rhino-body-step-1Cut a rhino horn out of white poster board and hot glue it inside the fold. Hot glue 1″ of the entire front of the fold together as well. This gives your rhino the appropriate muzzle shape. Tape or glue the rhino body to the box, making sure the leave about 1″ of space between the rhino body and the bottom of the box.

rhino-body-step-2Cut a piece of light blue poster board to fit the back section of the box. Round the top of it and tape or hot glue it to the box. This is your rhino’s rump. Again, leave about 1″ of space between the rhino body and the bottom of the box. And don’t forget to add a tail!


Attach a pair of ears, a pair of wiggle eyes, and 4 legs. Our legs were 2″ x 3.5″. We bent them slightly so they wouldn’t drag on the ground or rub against the wheels. Use markers to add nostrils, a smile, and toenails. Decorate two strips of white poster board (ours were 1″ x 6″) and attach to either side of the neck to create a collar.

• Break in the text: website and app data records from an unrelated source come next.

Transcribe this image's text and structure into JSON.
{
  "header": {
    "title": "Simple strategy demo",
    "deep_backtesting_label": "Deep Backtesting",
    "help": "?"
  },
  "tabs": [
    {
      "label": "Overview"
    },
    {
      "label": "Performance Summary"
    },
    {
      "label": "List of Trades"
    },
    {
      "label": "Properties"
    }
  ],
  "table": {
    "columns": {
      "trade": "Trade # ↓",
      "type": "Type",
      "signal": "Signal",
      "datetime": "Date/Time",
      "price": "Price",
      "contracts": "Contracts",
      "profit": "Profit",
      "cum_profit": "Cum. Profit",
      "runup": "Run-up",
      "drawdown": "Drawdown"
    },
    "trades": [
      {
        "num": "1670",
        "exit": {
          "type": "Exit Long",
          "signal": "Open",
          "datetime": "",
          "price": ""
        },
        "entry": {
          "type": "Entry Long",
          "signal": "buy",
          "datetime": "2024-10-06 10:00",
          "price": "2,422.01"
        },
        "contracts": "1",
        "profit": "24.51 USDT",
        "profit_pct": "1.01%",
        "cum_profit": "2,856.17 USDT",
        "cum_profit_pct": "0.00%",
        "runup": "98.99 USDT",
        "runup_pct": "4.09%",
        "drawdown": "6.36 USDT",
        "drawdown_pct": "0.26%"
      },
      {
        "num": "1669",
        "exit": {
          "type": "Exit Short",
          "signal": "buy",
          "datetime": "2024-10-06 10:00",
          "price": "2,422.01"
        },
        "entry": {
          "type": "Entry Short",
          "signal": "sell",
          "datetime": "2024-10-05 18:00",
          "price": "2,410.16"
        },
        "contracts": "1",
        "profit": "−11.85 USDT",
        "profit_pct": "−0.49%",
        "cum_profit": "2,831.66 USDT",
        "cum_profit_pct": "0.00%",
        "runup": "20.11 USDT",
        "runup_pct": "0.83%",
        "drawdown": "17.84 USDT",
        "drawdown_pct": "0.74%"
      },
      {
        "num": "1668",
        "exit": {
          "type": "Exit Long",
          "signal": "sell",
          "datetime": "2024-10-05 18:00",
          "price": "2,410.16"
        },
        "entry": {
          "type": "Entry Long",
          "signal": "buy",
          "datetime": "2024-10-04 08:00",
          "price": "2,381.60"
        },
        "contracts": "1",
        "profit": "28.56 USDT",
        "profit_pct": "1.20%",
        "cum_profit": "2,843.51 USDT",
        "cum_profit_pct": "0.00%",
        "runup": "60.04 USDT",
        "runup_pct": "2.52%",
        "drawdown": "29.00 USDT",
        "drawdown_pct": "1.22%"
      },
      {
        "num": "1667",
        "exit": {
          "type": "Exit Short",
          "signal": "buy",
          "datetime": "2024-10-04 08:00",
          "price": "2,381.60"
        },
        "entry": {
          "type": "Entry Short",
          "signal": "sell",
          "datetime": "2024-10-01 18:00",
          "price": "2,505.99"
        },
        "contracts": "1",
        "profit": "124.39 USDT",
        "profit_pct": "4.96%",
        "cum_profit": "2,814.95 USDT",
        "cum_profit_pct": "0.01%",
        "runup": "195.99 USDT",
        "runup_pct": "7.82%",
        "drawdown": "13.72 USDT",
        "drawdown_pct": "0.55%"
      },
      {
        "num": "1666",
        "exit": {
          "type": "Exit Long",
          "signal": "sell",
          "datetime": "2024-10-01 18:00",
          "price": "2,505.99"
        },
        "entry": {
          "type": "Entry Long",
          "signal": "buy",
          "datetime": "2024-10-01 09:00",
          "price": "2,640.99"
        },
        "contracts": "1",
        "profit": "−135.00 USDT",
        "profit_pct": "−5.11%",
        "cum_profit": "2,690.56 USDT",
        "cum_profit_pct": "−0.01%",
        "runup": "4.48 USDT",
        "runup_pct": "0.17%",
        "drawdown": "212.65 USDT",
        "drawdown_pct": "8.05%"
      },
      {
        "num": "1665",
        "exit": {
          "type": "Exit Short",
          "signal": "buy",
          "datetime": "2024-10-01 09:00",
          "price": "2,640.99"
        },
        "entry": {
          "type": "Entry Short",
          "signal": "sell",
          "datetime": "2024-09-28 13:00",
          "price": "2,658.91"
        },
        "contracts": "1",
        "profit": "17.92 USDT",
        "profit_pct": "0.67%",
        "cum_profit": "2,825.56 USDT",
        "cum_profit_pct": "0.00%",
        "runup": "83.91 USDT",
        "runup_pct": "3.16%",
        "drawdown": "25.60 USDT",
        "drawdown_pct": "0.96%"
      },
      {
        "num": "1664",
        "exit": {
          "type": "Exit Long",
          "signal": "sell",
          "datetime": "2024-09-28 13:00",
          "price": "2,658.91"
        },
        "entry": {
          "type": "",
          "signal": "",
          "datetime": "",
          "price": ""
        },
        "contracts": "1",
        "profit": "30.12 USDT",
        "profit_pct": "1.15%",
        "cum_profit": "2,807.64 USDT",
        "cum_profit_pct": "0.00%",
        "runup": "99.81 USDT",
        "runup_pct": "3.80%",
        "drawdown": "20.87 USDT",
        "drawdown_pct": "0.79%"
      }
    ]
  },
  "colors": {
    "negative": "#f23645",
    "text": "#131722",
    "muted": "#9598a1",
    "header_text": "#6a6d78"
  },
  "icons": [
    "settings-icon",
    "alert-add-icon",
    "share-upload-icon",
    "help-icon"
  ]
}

Did you notice the red yarn leash in the above photo? To make a leash, cut notches in a 1.75″ x 3″ piece of tagboard or poster board, then knot a 29″ piece of yarn around it.

rhino-pull-string-knotAttach the leash assembly to the front of the box (under the rhino’s the “chin”). Keep the assembly towards the bottom of the box. If it’s up too high, your rhino will keep tipping over.

rhino-body-step-4That’s it for the rhino, now for your accessories! Our paper accessory bags held a water dish, a bag of African grass, and a fleece blanket (we offered a choice of pink, blue, or purple).

rhino-care-kitThe water dish was a shortened paper cup  with blue cellophane taped to it. In the book, Rita’s rhino eats African grass, so we hot glued labels to the front of a small drawstring bag (left over from this Viking event). The kids colored in the labels and stuffed the bags with a green paper crinkle.


You’ll notice the paper bag and the water dish have the rhino’s name emblazoned on them. You can write directly on the paper bag, but we used address labels for the water dish. I loved this part of the project. The names were so creative! A few of my favorites? Bluebell, Giga, Bubba, Trix, Tany, Twinkle, and Baki. You gotta love Twinkle the rhino.